Extracted records -
#####

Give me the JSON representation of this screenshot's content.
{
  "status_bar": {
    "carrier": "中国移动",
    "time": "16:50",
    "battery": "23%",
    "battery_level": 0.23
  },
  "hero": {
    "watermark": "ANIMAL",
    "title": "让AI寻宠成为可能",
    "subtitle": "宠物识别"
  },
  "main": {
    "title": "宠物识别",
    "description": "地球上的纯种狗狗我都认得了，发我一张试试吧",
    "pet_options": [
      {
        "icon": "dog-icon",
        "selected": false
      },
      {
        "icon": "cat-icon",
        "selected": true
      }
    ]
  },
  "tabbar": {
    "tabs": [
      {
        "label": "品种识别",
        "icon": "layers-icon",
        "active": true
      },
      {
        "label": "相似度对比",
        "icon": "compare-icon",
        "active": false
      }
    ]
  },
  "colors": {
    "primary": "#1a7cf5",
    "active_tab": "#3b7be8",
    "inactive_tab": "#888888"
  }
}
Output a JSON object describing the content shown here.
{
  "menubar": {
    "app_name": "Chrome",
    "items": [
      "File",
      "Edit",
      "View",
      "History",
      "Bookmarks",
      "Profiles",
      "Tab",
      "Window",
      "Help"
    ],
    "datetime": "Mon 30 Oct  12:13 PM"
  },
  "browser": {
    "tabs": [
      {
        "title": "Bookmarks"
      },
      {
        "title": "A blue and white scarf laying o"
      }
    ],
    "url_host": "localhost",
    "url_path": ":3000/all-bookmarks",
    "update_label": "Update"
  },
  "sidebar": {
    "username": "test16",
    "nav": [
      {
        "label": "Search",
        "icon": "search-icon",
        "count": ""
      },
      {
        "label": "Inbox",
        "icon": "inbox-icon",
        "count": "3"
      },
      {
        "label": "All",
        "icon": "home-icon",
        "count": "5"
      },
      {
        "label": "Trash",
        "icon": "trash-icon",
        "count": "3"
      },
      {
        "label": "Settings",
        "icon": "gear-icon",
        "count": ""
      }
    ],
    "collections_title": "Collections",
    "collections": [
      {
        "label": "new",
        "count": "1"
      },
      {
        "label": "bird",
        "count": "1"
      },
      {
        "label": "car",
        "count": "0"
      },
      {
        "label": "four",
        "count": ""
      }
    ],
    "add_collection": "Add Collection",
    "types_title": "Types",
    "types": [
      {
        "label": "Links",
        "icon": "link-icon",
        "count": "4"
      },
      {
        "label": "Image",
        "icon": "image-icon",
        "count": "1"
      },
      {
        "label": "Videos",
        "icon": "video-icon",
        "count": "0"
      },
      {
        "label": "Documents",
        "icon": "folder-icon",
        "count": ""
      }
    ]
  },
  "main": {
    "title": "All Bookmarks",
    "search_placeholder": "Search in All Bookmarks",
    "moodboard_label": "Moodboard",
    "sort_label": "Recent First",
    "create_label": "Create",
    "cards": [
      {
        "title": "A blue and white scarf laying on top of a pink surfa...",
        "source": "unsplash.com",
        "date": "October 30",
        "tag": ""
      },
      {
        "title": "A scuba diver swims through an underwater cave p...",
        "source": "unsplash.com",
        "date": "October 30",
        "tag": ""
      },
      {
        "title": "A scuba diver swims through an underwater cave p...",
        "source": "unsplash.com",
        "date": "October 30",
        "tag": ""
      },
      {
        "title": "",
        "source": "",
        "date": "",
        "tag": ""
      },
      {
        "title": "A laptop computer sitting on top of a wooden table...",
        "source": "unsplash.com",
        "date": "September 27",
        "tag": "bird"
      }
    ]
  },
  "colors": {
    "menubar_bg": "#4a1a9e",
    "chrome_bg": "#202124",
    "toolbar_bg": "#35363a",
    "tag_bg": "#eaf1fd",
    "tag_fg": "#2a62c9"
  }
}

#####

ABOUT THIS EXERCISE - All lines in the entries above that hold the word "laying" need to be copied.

YOUR SOLUTION -
        "title": "A blue and white scarf laying o"
        "title": "A blue and white scarf laying on top of a pink surfa...",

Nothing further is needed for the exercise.